/---

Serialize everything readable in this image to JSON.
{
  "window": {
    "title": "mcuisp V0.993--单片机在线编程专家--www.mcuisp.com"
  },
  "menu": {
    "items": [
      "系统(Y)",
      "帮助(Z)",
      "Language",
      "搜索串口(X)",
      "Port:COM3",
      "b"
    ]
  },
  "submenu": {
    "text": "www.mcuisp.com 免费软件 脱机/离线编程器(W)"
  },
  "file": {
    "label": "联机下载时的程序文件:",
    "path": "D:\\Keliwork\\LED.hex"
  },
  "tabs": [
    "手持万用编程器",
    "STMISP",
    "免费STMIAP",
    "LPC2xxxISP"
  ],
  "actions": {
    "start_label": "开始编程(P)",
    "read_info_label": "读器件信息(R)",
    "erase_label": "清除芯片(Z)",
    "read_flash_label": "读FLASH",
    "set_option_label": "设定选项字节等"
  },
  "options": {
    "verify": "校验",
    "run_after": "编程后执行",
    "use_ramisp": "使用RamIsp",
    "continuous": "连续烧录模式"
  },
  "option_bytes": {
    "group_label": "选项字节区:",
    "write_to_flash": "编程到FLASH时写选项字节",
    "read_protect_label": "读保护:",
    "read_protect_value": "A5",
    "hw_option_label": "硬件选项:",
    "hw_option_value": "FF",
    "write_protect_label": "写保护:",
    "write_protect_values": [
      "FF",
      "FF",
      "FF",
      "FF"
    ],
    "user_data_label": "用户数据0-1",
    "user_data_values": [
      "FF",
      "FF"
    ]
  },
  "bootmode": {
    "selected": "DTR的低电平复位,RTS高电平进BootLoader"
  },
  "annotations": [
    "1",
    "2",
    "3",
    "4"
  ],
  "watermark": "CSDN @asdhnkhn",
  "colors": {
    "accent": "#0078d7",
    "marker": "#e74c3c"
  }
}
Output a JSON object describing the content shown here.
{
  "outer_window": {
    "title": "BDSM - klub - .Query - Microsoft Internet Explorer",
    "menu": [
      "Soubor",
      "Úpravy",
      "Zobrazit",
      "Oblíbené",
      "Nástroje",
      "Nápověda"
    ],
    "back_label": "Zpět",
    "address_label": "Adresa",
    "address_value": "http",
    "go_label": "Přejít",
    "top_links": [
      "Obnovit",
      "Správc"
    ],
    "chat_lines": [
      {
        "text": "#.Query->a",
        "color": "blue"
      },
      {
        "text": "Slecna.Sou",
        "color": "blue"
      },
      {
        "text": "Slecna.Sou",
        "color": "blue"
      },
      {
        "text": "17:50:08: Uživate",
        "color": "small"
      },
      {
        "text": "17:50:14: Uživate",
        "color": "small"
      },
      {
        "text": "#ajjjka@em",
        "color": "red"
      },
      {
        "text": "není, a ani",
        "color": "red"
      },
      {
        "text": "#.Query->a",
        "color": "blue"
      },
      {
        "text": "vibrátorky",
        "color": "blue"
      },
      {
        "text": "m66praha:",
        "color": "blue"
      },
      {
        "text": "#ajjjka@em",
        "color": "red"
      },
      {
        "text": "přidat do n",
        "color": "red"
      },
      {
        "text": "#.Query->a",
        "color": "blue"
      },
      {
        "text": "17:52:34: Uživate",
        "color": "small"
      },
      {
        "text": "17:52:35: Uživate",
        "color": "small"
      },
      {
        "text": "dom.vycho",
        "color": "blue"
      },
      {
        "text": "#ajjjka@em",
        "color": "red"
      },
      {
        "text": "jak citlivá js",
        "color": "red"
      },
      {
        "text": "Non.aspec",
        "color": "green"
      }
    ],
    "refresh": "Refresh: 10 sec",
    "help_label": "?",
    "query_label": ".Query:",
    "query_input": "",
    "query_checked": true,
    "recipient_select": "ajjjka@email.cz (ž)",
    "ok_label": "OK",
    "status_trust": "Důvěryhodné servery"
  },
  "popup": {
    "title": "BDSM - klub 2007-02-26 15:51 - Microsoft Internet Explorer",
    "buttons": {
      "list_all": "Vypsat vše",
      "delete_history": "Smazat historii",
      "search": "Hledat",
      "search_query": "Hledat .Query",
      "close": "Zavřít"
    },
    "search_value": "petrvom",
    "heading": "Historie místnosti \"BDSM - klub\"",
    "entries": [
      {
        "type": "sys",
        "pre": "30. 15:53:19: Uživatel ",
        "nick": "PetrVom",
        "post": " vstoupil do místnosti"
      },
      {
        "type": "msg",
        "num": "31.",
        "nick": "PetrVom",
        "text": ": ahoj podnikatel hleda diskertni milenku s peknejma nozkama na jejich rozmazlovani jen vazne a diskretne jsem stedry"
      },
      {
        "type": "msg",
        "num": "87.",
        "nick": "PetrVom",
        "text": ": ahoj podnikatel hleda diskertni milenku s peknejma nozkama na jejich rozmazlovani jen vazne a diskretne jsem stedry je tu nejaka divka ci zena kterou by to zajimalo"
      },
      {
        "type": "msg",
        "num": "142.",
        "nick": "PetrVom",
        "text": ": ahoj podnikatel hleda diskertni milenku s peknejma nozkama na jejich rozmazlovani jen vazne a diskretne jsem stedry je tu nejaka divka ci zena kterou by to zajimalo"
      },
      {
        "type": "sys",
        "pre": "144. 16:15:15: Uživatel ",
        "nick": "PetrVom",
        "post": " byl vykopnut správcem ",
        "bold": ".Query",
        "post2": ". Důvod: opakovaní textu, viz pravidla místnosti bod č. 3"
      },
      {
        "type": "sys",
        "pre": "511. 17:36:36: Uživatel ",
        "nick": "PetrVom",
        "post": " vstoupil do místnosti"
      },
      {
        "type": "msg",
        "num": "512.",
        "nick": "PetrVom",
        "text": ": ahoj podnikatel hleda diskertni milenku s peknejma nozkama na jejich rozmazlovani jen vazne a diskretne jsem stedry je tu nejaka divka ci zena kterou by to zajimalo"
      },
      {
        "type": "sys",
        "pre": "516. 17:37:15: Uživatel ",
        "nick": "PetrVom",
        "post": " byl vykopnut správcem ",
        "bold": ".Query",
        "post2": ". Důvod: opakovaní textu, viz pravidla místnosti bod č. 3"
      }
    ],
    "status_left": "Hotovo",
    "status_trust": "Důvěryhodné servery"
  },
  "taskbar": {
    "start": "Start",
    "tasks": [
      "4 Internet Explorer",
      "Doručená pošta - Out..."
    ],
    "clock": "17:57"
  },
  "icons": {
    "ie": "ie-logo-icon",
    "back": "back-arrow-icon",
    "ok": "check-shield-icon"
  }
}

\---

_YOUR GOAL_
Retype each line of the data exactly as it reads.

_RESULT OF THIS TASK_
Serialize everything readable in this image to JSON.
{
  "window": {
    "title": "mcuisp V0.993--单片机在线编程专家--www.mcuisp.com"
  },
  "menu": {
    "items": [
      "系统(Y)",
      "帮助(Z)",
      "Language",
      "搜索串口(X)",
      "Port:COM3",
      "b"
    ]
  },
  "submenu": {
    "text": "www.mcuisp.com 免费软件 脱机/离线编程器(W)"
  },
  "file": {
    "label": "联机下载时的程序文件:",
    "path": "D:\\Keliwork\\LED.hex"
  },
  "tabs": [
    "手持万用编程器",
    "STMISP",
    "免费STMIAP",
    "LPC2xxxISP"
  ],
  "actions": {
    "start_label": "开始编程(P)",
    "read_info_label": "读器件信息(R)",
    "erase_label": "清除芯片(Z)",
    "read_flash_label": "读FLASH",
    "set_option_label": "设定选项字节等"
  },
  "options": {
    "verify": "校验",
    "run_after": "编程后执行",
    "use_ramisp": "使用RamIsp",
    "continuous": "连续烧录模式"
  },
  "option_bytes": {
    "group_label": "选项字节区:",
    "write_to_flash": "编程到FLASH时写选项字节",
    "read_protect_label": "读保护:",
    "read_protect_value": "A5",
    "hw_option_label": "硬件选项:",
    "hw_option_value": "FF",
    "write_protect_label": "写保护:",
    "write_protect_values": [
      "FF",
      "FF",
      "FF",
      "FF"
    ],
    "user_data_label": "用户数据0-1",
    "user_data_values": [
      "FF",
      "FF"
    ]
  },
  "bootmode": {
    "selected": "DTR的低电平复位,RTS高电平进BootLoader"
  },
  "annotations": [
    "1",
    "2",
    "3",
    "4"
  ],
  "watermark": "CSDN @asdhnkhn",
  "colors": {
    "accent": "#0078d7",
    "marker": "#e74c3c"
  }
}
Output a JSON object describing the content shown here.
{
  "outer_window": {
    "title": "BDSM - klub - .Query - Microsoft Internet Explorer",
    "menu": [
      "Soubor",
      "Úpravy",
      "Zobrazit",
      "Oblíbené",
      "Nástroje",
      "Nápověda"
    ],
    "back_label": "Zpět",
    "address_label": "Adresa",
    "address_value": "http",
    "go_label": "Přejít",
    "top_links": [
      "Obnovit",
      "Správc"
    ],
    "chat_lines": [
      {
        "text": "#.Query->a",
        "color": "blue"
      },
      {
        "text": "Slecna.Sou",
        "color": "blue"
      },
      {
        "text": "Slecna.Sou",
        "color": "blue"
      },
      {
        "text": "17:50:08: Uživate",
        "color": "small"
      },
      {
        "text": "17:50:14: Uživate",
        "color": "small"
      },
      {
        "text": "#ajjjka@em",
        "color": "red"
      },
      {
        "text": "není, a ani",
        "color": "red"
      },
      {
        "text": "#.Query->a",
        "color": "blue"
      },
      {
        "text": "vibrátorky",
        "color": "blue"
      },
      {
        "text": "m66praha:",
        "color": "blue"
      },
      {
        "text": "#ajjjka@em",
        "color": "red"
      },
      {
        "text": "přidat do n",
        "color": "red"
      },
      {
        "text": "#.Query->a",
        "color": "blue"
      },
      {
        "text": "17:52:34: Uživate",
        "color": "small"
      },
      {
        "text": "17:52:35: Uživate",
        "color": "small"
      },
      {
        "text": "dom.vycho",
        "color": "blue"
      },
      {
        "text": "#ajjjka@em",
        "color": "red"
      },
      {
        "text": "jak citlivá js",
        "color": "red"
      },
      {
        "text": "Non.aspec",
        "color": "green"
      }
    ],
    "refresh": "Refresh: 10 sec",
    "help_label": "?",
    "query_label": ".Query:",
    "query_input": "",
    "query_checked": true,
    "recipient_select": "ajjjka@email.cz (ž)",
    "ok_label": "OK",
    "status_trust": "Důvěryhodné servery"
  },
  "popup": {
    "title": "BDSM - klub 2007-02-26 15:51 - Microsoft Internet Explorer",
    "buttons": {
      "list_all": "Vypsat vše",
      "delete_history": "Smazat historii",
      "search": "Hledat",
      "search_query": "Hledat .Query",
      "close": "Zavřít"
    },
    "search_value": "petrvom",
    "heading": "Historie místnosti \"BDSM - klub\"",
    "entries": [
      {
        "type": "sys",
        "pre": "30. 15:53:19: Uživatel ",
        "nick": "PetrVom",
        "post": " vstoupil do místnosti"
      },
      {
        "type": "msg",
        "num": "31.",
        "nick": "PetrVom",
        "text": ": ahoj podnikatel hleda diskertni milenku s peknejma nozkama na jejich rozmazlovani jen vazne a diskretne jsem stedry"
      },
      {
        "type": "msg",
        "num": "87.",
        "nick": "PetrVom",
        "text": ": ahoj podnikatel hleda diskertni milenku s peknejma nozkama na jejich rozmazlovani jen vazne a diskretne jsem stedry je tu nejaka divka ci zena kterou by to zajimalo"
      },
      {
        "type": "msg",
        "num": "142.",
        "nick": "PetrVom",
        "text": ": ahoj podnikatel hleda diskertni milenku s peknejma nozkama na jejich rozmazlovani jen vazne a diskretne jsem stedry je tu nejaka divka ci zena kterou by to zajimalo"
      },
      {
        "type": "sys",
        "pre": "144. 16:15:15: Uživatel ",
        "nick": "PetrVom",
        "post": " byl vykopnut správcem ",
        "bold": ".Query",
        "post2": ". Důvod: opakovaní textu, viz pravidla místnosti bod č. 3"
      },
      {
        "type": "sys",
        "pre": "511. 17:36:36: Uživatel ",
        "nick": "PetrVom",
        "post": " vstoupil do místnosti"
      },
      {
        "type": "msg",
        "num": "512.",
        "nick": "PetrVom",
        "text": ": ahoj podnikatel hleda diskertni milenku s peknejma nozkama na jejich rozmazlovani jen vazne a diskretne jsem stedry je tu nejaka divka ci zena kterou by to zajimalo"
      },
      {
        "type": "sys",
        "pre": "516. 17:37:15: Uživatel ",
        "nick": "PetrVom",
        "post": " byl vykopnut správcem ",
        "bold": ".Query",
        "post2": ". Důvod: opakovaní textu, viz pravidla místnosti bod č. 3"
      }
    ],
    "status_left": "Hotovo",
    "status_trust": "Důvěryhodné servery"
  },
  "taskbar": {
    "start": "Start",
    "tasks": [
      "4 Internet Explorer",
      "Doručená pošta - Out..."
    ],
    "clock": "17:57"
  },
  "icons": {
    "ie": "ie-logo-icon",
    "back": "back-arrow-icon",
    "ok": "check-shield-icon"
  }
}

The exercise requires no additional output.